I'd like every record written out again, exactly as it is.

----- Source records

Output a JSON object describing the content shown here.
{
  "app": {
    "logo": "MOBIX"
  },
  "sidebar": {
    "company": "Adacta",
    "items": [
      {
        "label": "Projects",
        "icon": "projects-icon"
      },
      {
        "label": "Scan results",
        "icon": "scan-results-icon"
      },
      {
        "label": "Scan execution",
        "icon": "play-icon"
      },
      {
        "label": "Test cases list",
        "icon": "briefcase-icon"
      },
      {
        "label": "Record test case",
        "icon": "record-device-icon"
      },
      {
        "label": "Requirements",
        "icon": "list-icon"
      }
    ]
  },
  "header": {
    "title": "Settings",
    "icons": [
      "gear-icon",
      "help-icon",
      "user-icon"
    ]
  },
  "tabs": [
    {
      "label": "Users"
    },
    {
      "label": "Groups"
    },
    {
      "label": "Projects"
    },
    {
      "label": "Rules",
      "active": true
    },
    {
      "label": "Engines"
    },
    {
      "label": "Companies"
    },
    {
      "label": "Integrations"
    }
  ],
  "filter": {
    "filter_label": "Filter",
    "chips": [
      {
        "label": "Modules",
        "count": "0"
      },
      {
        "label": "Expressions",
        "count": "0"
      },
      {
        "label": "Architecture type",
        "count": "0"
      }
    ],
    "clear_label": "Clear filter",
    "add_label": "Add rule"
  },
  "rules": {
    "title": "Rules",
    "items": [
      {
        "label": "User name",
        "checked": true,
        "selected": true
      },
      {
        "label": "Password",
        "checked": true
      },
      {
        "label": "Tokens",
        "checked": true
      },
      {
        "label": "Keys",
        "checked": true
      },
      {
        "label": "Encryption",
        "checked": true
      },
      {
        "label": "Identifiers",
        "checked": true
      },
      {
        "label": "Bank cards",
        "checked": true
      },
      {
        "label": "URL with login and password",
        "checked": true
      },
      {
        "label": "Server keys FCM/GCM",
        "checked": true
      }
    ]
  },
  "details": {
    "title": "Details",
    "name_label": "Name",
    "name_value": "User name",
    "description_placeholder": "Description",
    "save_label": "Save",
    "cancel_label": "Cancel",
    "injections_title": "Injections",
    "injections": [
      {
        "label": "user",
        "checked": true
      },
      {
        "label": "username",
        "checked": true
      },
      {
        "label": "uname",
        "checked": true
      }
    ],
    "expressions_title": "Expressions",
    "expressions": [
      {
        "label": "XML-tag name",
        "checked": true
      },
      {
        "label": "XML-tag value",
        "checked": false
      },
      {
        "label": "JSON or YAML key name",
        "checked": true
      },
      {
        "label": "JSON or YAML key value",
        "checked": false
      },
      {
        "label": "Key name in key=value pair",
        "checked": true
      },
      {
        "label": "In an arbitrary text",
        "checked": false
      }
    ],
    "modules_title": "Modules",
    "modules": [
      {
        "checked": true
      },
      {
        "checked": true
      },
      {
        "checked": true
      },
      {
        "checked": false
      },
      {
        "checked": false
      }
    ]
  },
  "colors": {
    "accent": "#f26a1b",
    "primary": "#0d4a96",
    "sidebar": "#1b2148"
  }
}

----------

> _Expected answer_:
Output a JSON object describing the content shown here.
{
  "app": {
    "logo": "MOBIX"
  },
  "sidebar": {
    "company": "Adacta",
    "items": [
      {
        "label": "Projects",
        "icon": "projects-icon"
      },
      {
        "label": "Scan results",
        "icon": "scan-results-icon"
      },
      {
        "label": "Scan execution",
        "icon": "play-icon"
      },
      {
        "label": "Test cases list",
        "icon": "briefcase-icon"
      },
      {
        "label": "Record test case",
        "icon": "record-device-icon"
      },
      {
        "label": "Requirements",
        "icon": "list-icon"
      }
    ]
  },
  "header": {
    "title": "Settings",
    "icons": [
      "gear-icon",
      "help-icon",
      "user-icon"
    ]
  },
  "tabs": [
    {
      "label": "Users"
    },
    {
      "label": "Groups"
    },
    {
      "label": "Projects"
    },
    {
      "label": "Rules",
      "active": true
    },
    {
      "label": "Engines"
    },
    {
      "label": "Companies"
    },
    {
      "label": "Integrations"
    }
  ],
  "filter": {
    "filter_label": "Filter",
    "chips": [
      {
        "label": "Modules",
        "count": "0"
      },
      {
        "label": "Expressions",
        "count": "0"
      },
      {
        "label": "Architecture type",
        "count": "0"
      }
    ],
    "clear_label": "Clear filter",
    "add_label": "Add rule"
  },
  "rules": {
    "title": "Rules",
    "items": [
      {
        "label": "User name",
        "checked": true,
        "selected": true
      },
      {
        "label": "Password",
        "checked": true
      },
      {
        "label": "Tokens",
        "checked": true
      },
      {
        "label": "Keys",
        "checked": true
      },
      {
        "label": "Encryption",
        "checked": true
      },
      {
        "label": "Identifiers",
        "checked": true
      },
      {
        "label": "Bank cards",
        "checked": true
      },
      {
        "label": "URL with login and password",
        "checked": true
      },
      {
        "label": "Server keys FCM/GCM",
        "checked": true
      }
    ]
  },
  "details": {
    "title": "Details",
    "name_label": "Name",
    "name_value": "User name",
    "description_placeholder": "Description",
    "save_label": "Save",
    "cancel_label": "Cancel",
    "injections_title": "Injections",
    "injections": [
      {
        "label": "user",
        "checked": true
      },
      {
        "label": "username",
        "checked": true
      },
      {
        "label": "uname",
        "checked": true
      }
    ],
    "expressions_title": "Expressions",
    "expressions": [
      {
        "label": "XML-tag name",
        "checked": true
      },
      {
        "label": "XML-tag value",
        "checked": false
      },
      {
        "label": "JSON or YAML key name",
        "checked": true
      },
      {
        "label": "JSON or YAML key value",
        "checked": false
      },
      {
        "label": "Key name in key=value pair",
        "checked": true
      },
      {
        "label": "In an arbitrary text",
        "checked": false
      }
    ],
    "modules_title": "Modules",
    "modules": [
      {
        "checked": true
      },
      {
        "checked": true
      },
      {
        "checked": true
      },
      {
        "checked": false
      },
      {
        "checked": false
      }
    ]
  },
  "colors": {
    "accent": "#f26a1b",
    "primary": "#0d4a96",
    "sidebar": "#1b2148"
  }
}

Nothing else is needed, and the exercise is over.